Task item —
Pick out all lines of the entries that include the word "icon" and copy them.

(Stored records)
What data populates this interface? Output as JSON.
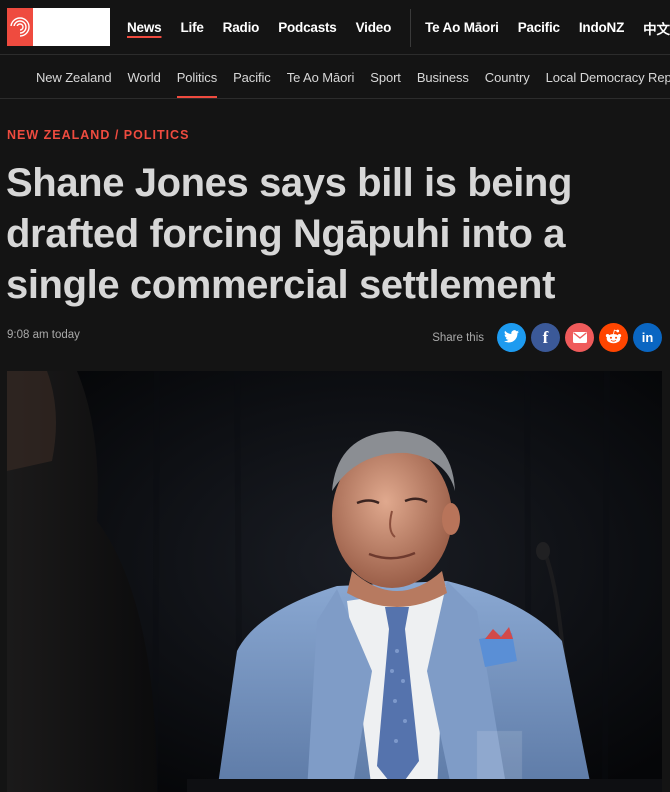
{
  "header": {
    "logo_alt": "RNZ",
    "nav": [
      "News",
      "Life",
      "Radio",
      "Podcasts",
      "Video",
      "Te Ao Māori",
      "Pacific",
      "IndoNZ",
      "中文"
    ],
    "active_nav": "News"
  },
  "subnav": {
    "items": [
      "New Zealand",
      "World",
      "Politics",
      "Pacific",
      "Te Ao Māori",
      "Sport",
      "Business",
      "Country",
      "Local Democracy Reporting"
    ],
    "active": "Politics"
  },
  "article": {
    "kicker": "NEW ZEALAND / POLITICS",
    "headline": "Shane Jones says bill is being drafted forcing Ngāpuhi into a single commercial settlement",
    "timestamp": "9:08 am today",
    "share_label": "Share this",
    "share_buttons": [
      {
        "name": "twitter-icon",
        "glyph": "✈",
        "color": "#1d9bf0"
      },
      {
        "name": "facebook-icon",
        "glyph": "f",
        "color": "#3b5998"
      },
      {
        "name": "email-icon",
        "glyph": "✉",
        "color": "#ef5b5b"
      },
      {
        "name": "reddit-icon",
        "glyph": "☺",
        "color": "#ff4500"
      },
      {
        "name": "linkedin-icon",
        "glyph": "in",
        "color": "#0a66c2"
      }
    ]
  },
  "colors": {
    "accent": "#ef4b3f",
    "background": "#141414",
    "headline": "#d7d7d7"
  }
}
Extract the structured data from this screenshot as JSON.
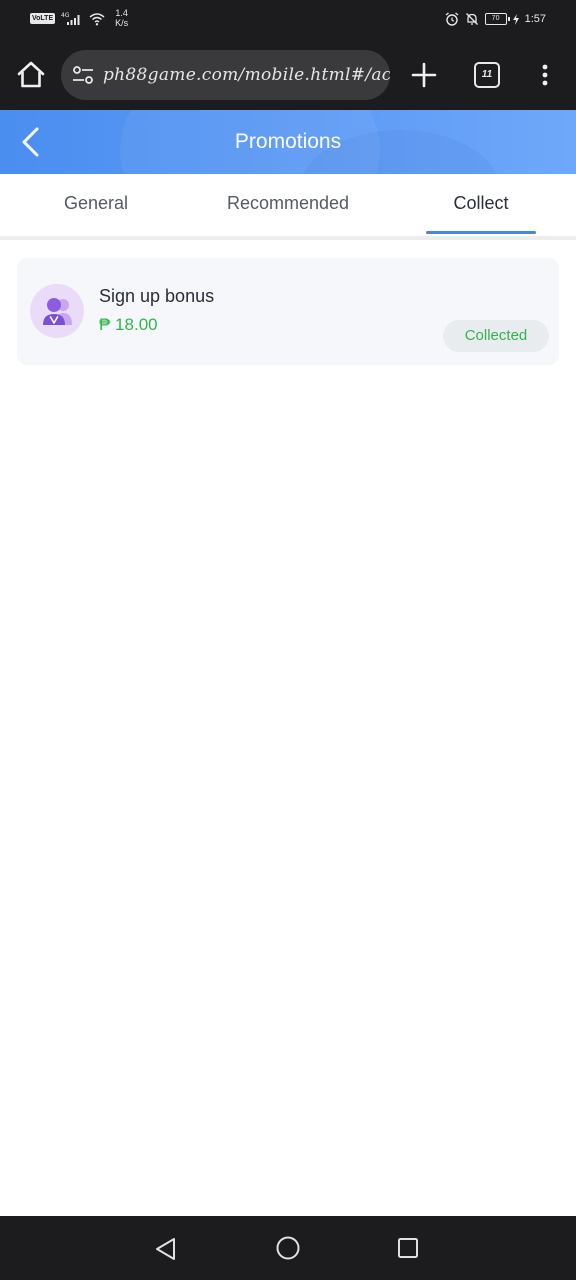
{
  "status_bar": {
    "volte": "VoLTE",
    "network": "4G",
    "speed_value": "1.4",
    "speed_unit": "K/s",
    "battery": "70",
    "time": "1:57"
  },
  "browser": {
    "url": "ph88game.com/mobile.html#/acti",
    "tab_count": "11"
  },
  "header": {
    "title": "Promotions"
  },
  "tabs": [
    {
      "label": "General",
      "active": false
    },
    {
      "label": "Recommended",
      "active": false
    },
    {
      "label": "Collect",
      "active": true
    }
  ],
  "promotions": [
    {
      "title": "Sign up bonus",
      "amount": "₱ 18.00",
      "status": "Collected"
    }
  ],
  "colors": {
    "header_gradient_start": "#4a8ef0",
    "header_gradient_end": "#6ea8fa",
    "active_tab_underline": "#4a86e0",
    "amount_green": "#2fb84a",
    "badge_bg": "#e9ecef"
  }
}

Written answer —
        "name": "twitter-icon",
        "name": "facebook-icon",
        "name": "email-icon",
        "name": "reddit-icon",
        "name": "linkedin-icon",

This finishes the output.